- If you’re intimidated by the antiquated language of the book, start with a recent, short adaptation. I’d recommend the 2011 adaptation, Jane Eyre, directed by Cary Fukunaga, starring Mia Wasikowska as Jane Eyre and Michael Fassbender as Rochester. My only real marks against this version are: Jane and Rochester are supposed to both be unattractive, and I can’t think of much that would make Mia Wasikowska or Michael Fassbender plain. (I’m serious. Look at him, omg.) There is a lot of sunshine – and that may seem to be an odd criticism, but it’s a gothic novel. Shit’s supposed to be dark, that’s really clear in the book. That said, I’ve never been one to pose too many negatives when the overall work is so true to the feeling of the novel. The scene where Jane resists the temptation to stay with Rochester is the single best version out of the dozen adaptations I’ve seen. I lost my breath. (No swoons, though. I’m okay.) If you get anything out of this rambling post – make it to watch this adaptation. If you don’t fall in complete Bronte adoration, after that, you never will.
- I am an absolute sucker for watching adaptation marathons. Seeing all of the different perspectives, how actors chose to portray Jane’s strength against Rochester’s desperate (and manipulative) determination.
- When the book calls for someone to lose a hand and have horrific face burns, and the actor playing Rochester ends up with a stiff hand and a bit of a scar it’s laughable. It’s hard to buy his dialogue about being a monster and a vulcan when it just looks like he face planted off his bike a few weeks ago, but a bit of Neosporin will fix that right up. I will forgive my recommendation in item #1, if only because Rochester generally looks like crusty hell by the end. (Yet still my number one Rochester. (Look at him, omg)
- If you want a sixteen year old girl to be intrigued by 17th century literature, best to trick her into it with a watch party. Because, guess what we’re watching on our next Godmother/Goddaughter/GodPug and GodBugg weekend? That’s right – another adaptation of Jane Eyre.
- I have a list of Rochesters I would have an affair with. I asked my husband if I could have a free pass for the three Rochesters on my ‘go for it’ list. He said no. I love my husband, but he is stifling my dreams.
Timothy Dalton (granted, 1983 Timothy Dalton) from the 1983 BBC Series. He is all of your 80’s era soap opera dreams come true.
Toby Stephens from the 2007 BBC Series.
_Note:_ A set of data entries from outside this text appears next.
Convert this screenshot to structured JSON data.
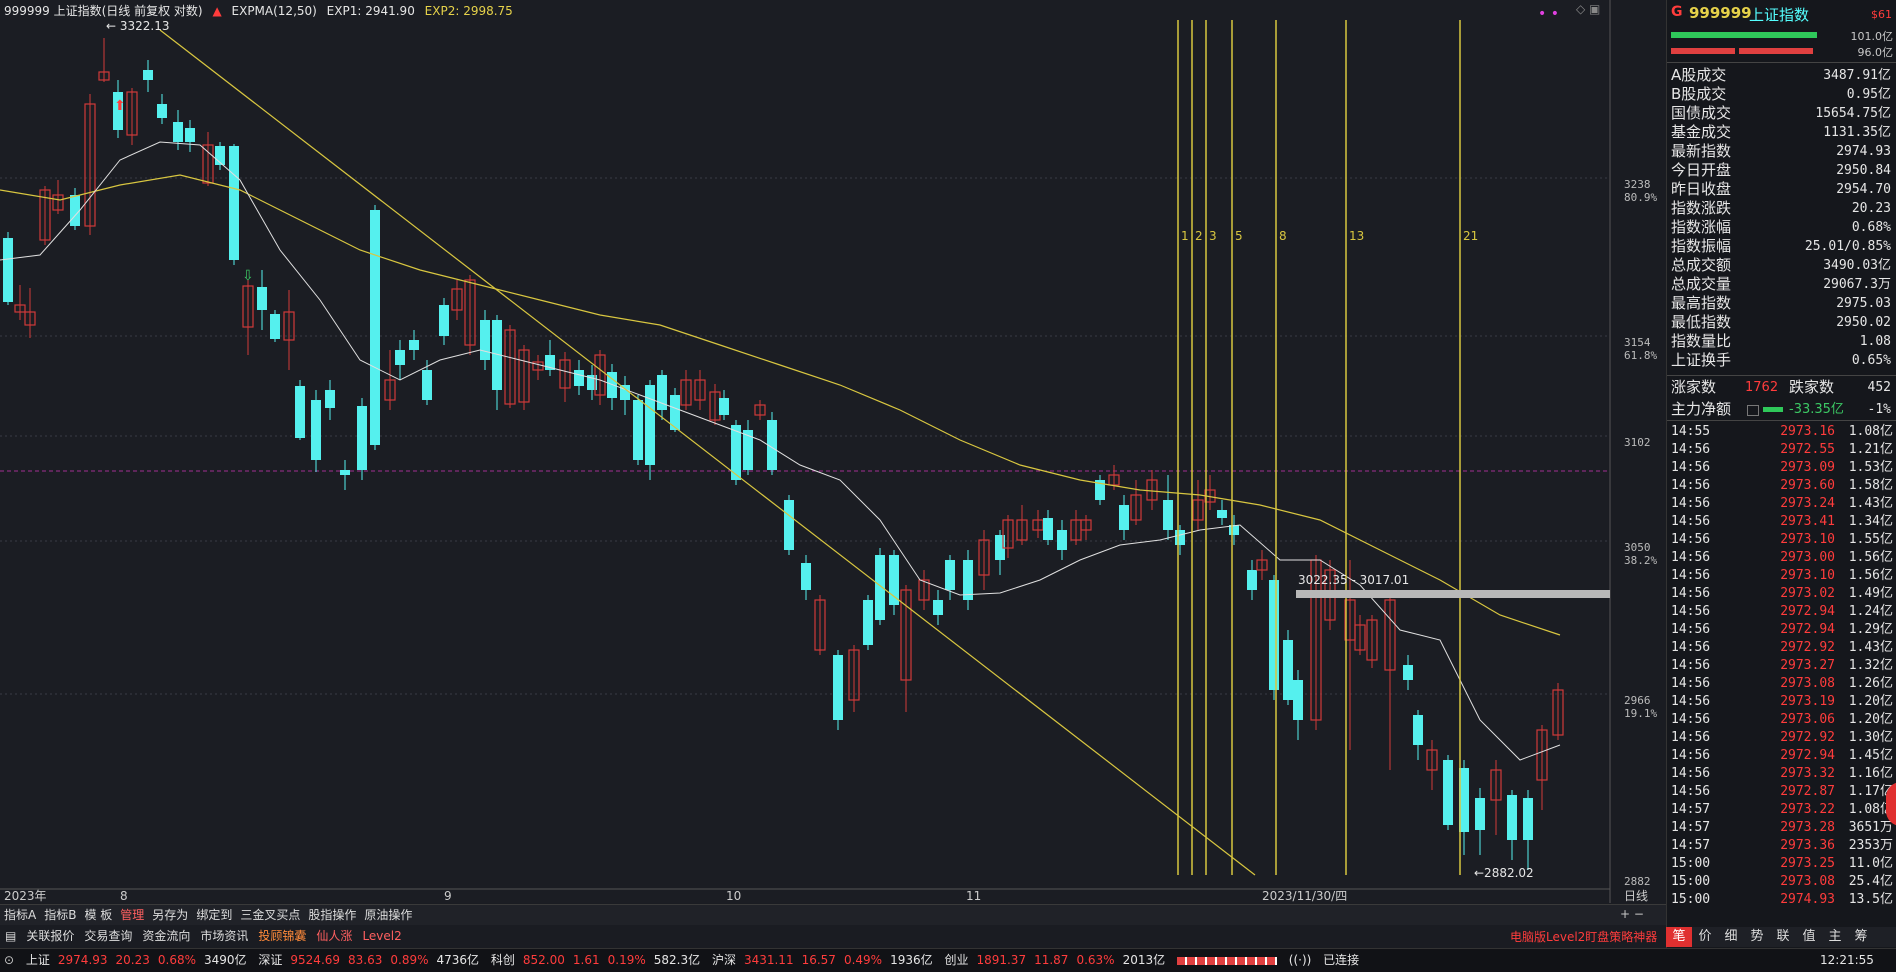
{
  "legend": {
    "title": "999999 上证指数(日线 前复权 对数)",
    "indicator": "EXPMA(12,50)",
    "exp1": "EXP1: 2941.90",
    "exp2": "EXP2: 2998.75"
  },
  "chart_annotations": {
    "high_label": "3322.13",
    "low_label": "←2882.02",
    "range_label": "3022.35 - 3017.01",
    "fib_labels": [
      "1",
      "2",
      "3",
      "5",
      "8",
      "13",
      "21"
    ]
  },
  "y_axis": [
    {
      "price": "3238",
      "pct": "80.9%"
    },
    {
      "price": "3154",
      "pct": "61.8%"
    },
    {
      "price": "3102",
      "pct": ""
    },
    {
      "price": "3050",
      "pct": "38.2%"
    },
    {
      "price": "2966",
      "pct": "19.1%"
    },
    {
      "price": "2882",
      "pct": ""
    }
  ],
  "x_axis": [
    "2023年",
    "8",
    "9",
    "10",
    "11",
    "2023/11/30/四"
  ],
  "x_axis_right": "日线",
  "bottom_tabs": [
    "指标A",
    "指标B",
    "模 板",
    "管理",
    "另存为",
    "绑定到",
    "三金叉买点",
    "股指操作",
    "原油操作"
  ],
  "bottom_tab_active": "管理",
  "news_bar": [
    "关联报价",
    "交易查询",
    "资金流向",
    "市场资讯",
    "投顾锦囊",
    "仙人涨",
    "Level2"
  ],
  "news_right": "电脑版Level2盯盘策略神器>",
  "right_panel": {
    "code": "999999",
    "name": "上证指数",
    "badge": "$61",
    "bar1_val": "101.0亿",
    "bar2_val": "96.0亿",
    "stats": [
      {
        "k": "A股成交",
        "v": "3487.91亿",
        "c": "wh"
      },
      {
        "k": "B股成交",
        "v": "0.95亿",
        "c": "wh"
      },
      {
        "k": "国债成交",
        "v": "15654.75亿",
        "c": "wh"
      },
      {
        "k": "基金成交",
        "v": "1131.35亿",
        "c": "wh"
      },
      {
        "k": "最新指数",
        "v": "2974.93",
        "c": "up"
      },
      {
        "k": "今日开盘",
        "v": "2950.84",
        "c": "down"
      },
      {
        "k": "昨日收盘",
        "v": "2954.70",
        "c": "wh"
      },
      {
        "k": "指数涨跌",
        "v": "20.23",
        "c": "up"
      },
      {
        "k": "指数涨幅",
        "v": "0.68%",
        "c": "up"
      },
      {
        "k": "指数振幅",
        "v": "25.01/0.85%",
        "c": "wh"
      },
      {
        "k": "总成交额",
        "v": "3490.03亿",
        "c": "wh"
      },
      {
        "k": "总成交量",
        "v": "29067.3万",
        "c": "wh"
      },
      {
        "k": "最高指数",
        "v": "2975.03",
        "c": "up"
      },
      {
        "k": "最低指数",
        "v": "2950.02",
        "c": "down"
      },
      {
        "k": "指数量比",
        "v": "1.08",
        "c": "up"
      },
      {
        "k": "上证换手",
        "v": "0.65%",
        "c": "wh"
      }
    ],
    "rise_label": "涨家数",
    "rise_val": "1762",
    "fall_label": "跌家数",
    "fall_val": "452",
    "net_label": "主力净额",
    "net_val": "-33.35亿",
    "net_pct": "-1%",
    "ticks": [
      [
        "14:55",
        "2973.16",
        "1.08亿"
      ],
      [
        "14:56",
        "2972.55",
        "1.21亿"
      ],
      [
        "14:56",
        "2973.09",
        "1.53亿"
      ],
      [
        "14:56",
        "2973.60",
        "1.58亿"
      ],
      [
        "14:56",
        "2973.24",
        "1.43亿"
      ],
      [
        "14:56",
        "2973.41",
        "1.34亿"
      ],
      [
        "14:56",
        "2973.10",
        "1.55亿"
      ],
      [
        "14:56",
        "2973.00",
        "1.56亿"
      ],
      [
        "14:56",
        "2973.10",
        "1.56亿"
      ],
      [
        "14:56",
        "2973.02",
        "1.49亿"
      ],
      [
        "14:56",
        "2972.94",
        "1.24亿"
      ],
      [
        "14:56",
        "2972.94",
        "1.29亿"
      ],
      [
        "14:56",
        "2972.92",
        "1.43亿"
      ],
      [
        "14:56",
        "2973.27",
        "1.32亿"
      ],
      [
        "14:56",
        "2973.08",
        "1.26亿"
      ],
      [
        "14:56",
        "2973.19",
        "1.20亿"
      ],
      [
        "14:56",
        "2973.06",
        "1.20亿"
      ],
      [
        "14:56",
        "2972.92",
        "1.30亿"
      ],
      [
        "14:56",
        "2972.94",
        "1.45亿"
      ],
      [
        "14:56",
        "2973.32",
        "1.16亿"
      ],
      [
        "14:56",
        "2972.87",
        "1.17亿"
      ],
      [
        "14:57",
        "2973.22",
        "1.08亿"
      ],
      [
        "14:57",
        "2973.28",
        "3651万"
      ],
      [
        "14:57",
        "2973.36",
        "2353万"
      ],
      [
        "15:00",
        "2973.25",
        "11.0亿"
      ],
      [
        "15:00",
        "2973.08",
        "25.4亿"
      ],
      [
        "15:00",
        "2974.93",
        "13.5亿"
      ]
    ],
    "tabs": [
      "笔",
      "价",
      "细",
      "势",
      "联",
      "值",
      "主",
      "筹"
    ]
  },
  "status_bar": {
    "sh_label": "上证",
    "sh_price": "2974.93",
    "sh_chg": "20.23",
    "sh_pct": "0.68%",
    "sh_amt": "3490亿",
    "sz_label": "深证",
    "sz_price": "9524.69",
    "sz_chg": "83.63",
    "sz_pct": "0.89%",
    "sz_amt": "4736亿",
    "kc_label": "科创",
    "kc_price": "852.00",
    "kc_chg": "1.61",
    "kc_pct": "0.19%",
    "kc_amt": "582.3亿",
    "hs_label": "沪深",
    "hs_price": "3431.11",
    "hs_chg": "16.57",
    "hs_pct": "0.49%",
    "hs_amt": "1936亿",
    "cy_label": "创业",
    "cy_price": "1891.37",
    "cy_chg": "11.87",
    "cy_pct": "0.63%",
    "cy_amt": "2013亿",
    "conn": "已连接",
    "time": "12:21:55"
  }
}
Dark, gothic, brooding, but plays to Rochester’s soft side so well once the defensive walls come down. So much the heart flutters. And his voice – I adore his voice.
Best for last: Michael Fassbender from the 2011 film adaptation. His portrayal of Rochester is just excellence wrapped up in jaw dropping emotive power. If you can watch the three pivotal Rochester scenes (marriage proposal, begging Jane to stay and ending scene) without adoring this man, you are superhuman. (Look at him, omg)
Any other Jane Eyre fans out there? Any others like me who get so caught up in a story they just can’t let go for awhile? Are you insistent on authenticity down to the minor details? Or, are you more flexible as long as the bare bones remain true? Anyone else just flat-out lusting over Michael Fassbender? (Look at him, omg) Tell me!